|The first excerpt represents the past or something you must release, and is drawn from In Darkest England and The Way Out by General William Booth:
Army when that is thought wise, or Special Enquiry Officers trained to
their work are immediately set to work to follow up any clue which has
been given by enquiring relations or friends.
Every one of its 10,000 Officers, nay, almost every soldier in its
ranks, scattered, as they are, through every quarter of the globe, may
be regarded as an Agent. A small charge for enquiries is made, and,
where persons are able, all the costs of the investigation will he
defrayed by them.
SECTION 8.--REFUGES FOR THE CHILDREN OF THE STREETS.
For the waifs and strays of the streets of London much commiseration is
expressed, and far more pity is deserved than is bestowed. We have no
In Darkest England and The Way Out
|The second excerpt represents the present or the deciding factor of the moment, and is drawn from Plain Tales from the Hills by Rudyard Kipling:
blown bodily into the tank. We were afraid of staying anywhere
near the old tomb for fear it might be blown down. So we felt our
way to the orange-trees where the horses were picketed and waited
for the storm to blow over. Then the little light that was left
vanished, and you could not see your hand before your face. The
air was heavy with dust and sand from the bed of the river, that
filled boots and pockets and drifted down necks and coated eyebrows
and moustaches. It was one of the worst dust-storms of the year.
We were all huddled together close to the trembling horses, with
the thunder clattering overhead, and the lightning spurting like
water from a sluice, all ways at once. There was no danger, of
|The third excerpt represents the future or something you must embrace, and is drawn from Alexandria and her Schools by Charles Kingsley:
spiritual; and could be only living and healthy, in as far as it was in
harmony with certain spiritual, unseen, and everlasting laws of God;
perhaps, as certain Alexandrian philosophers would have held, in as far
as it was a pattern of that ideal constitution and polity after which
man was created, the city of God which is eternal in the Heavens.
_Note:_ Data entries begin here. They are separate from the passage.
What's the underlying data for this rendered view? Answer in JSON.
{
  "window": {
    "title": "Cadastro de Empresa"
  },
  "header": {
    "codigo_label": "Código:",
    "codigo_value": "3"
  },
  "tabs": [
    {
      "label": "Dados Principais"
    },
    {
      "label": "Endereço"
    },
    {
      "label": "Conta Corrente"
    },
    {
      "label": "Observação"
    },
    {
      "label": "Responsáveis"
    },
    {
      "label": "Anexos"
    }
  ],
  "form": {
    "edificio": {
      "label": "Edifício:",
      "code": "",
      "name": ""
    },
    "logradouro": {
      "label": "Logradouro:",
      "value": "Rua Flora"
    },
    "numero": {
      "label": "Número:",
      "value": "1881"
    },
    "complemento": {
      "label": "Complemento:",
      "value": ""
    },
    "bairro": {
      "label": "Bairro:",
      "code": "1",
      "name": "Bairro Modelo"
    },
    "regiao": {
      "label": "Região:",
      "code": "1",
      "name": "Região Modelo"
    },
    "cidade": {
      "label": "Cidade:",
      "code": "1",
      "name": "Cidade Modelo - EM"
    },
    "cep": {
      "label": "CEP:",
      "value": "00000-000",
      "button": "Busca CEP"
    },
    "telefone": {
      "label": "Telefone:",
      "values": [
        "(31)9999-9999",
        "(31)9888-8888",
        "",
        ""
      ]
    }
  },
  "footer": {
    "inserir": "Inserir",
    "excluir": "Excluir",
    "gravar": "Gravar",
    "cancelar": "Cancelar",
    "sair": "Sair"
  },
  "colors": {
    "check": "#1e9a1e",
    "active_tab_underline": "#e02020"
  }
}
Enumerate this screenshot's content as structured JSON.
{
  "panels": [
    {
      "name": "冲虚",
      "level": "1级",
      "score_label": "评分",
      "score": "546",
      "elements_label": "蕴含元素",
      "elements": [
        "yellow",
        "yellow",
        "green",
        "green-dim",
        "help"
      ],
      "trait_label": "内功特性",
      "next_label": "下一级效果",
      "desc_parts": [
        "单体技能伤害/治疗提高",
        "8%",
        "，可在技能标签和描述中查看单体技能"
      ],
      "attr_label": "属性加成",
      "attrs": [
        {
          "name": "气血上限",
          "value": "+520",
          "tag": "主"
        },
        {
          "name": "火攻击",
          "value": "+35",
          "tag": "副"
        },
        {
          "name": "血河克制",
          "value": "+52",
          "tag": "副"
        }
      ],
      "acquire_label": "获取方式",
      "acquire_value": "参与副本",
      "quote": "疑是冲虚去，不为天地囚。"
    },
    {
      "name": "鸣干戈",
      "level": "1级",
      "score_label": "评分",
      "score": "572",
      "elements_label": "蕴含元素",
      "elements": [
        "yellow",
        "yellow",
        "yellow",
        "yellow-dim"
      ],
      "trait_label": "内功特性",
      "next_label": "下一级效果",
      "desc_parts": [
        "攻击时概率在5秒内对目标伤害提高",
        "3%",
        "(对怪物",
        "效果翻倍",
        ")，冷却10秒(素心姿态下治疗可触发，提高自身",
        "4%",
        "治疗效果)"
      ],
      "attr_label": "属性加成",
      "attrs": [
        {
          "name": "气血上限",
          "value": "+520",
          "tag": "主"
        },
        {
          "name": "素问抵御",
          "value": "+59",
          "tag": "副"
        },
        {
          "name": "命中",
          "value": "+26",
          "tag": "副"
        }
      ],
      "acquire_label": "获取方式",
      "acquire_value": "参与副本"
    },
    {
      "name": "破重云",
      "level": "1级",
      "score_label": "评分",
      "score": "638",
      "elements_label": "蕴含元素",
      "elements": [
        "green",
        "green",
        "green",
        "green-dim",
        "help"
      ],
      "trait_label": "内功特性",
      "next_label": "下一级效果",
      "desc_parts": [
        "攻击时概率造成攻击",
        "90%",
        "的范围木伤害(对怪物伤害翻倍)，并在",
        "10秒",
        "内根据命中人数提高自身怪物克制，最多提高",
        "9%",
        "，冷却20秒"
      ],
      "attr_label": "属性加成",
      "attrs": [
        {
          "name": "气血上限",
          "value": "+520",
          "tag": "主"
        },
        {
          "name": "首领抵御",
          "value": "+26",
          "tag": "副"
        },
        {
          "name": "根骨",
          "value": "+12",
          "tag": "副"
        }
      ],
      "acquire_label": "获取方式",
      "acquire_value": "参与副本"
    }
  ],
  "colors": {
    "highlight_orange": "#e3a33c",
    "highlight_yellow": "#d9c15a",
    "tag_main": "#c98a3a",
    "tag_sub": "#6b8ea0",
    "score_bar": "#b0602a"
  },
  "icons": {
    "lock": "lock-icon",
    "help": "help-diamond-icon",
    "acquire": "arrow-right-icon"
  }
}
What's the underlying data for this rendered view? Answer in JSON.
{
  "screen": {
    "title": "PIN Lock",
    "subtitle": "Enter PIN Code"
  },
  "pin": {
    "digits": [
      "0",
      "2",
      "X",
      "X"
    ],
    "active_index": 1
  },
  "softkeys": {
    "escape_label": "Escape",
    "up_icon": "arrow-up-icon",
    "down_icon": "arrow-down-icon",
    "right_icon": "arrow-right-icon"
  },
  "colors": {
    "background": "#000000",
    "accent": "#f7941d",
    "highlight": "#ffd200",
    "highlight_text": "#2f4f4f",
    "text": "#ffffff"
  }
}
If
so, may we not suspect of this Alexandria that it was its own fault if
it became a merely physical phenomenon; and that it stooped to become a
part of nature, and took its place among the things which are born to
die, only by breaking the law which God had appointed for it; so
fulfilling, in its own case, St. Paul's great words, that death entered
into the world by sin, and that sin is the transgression of the law?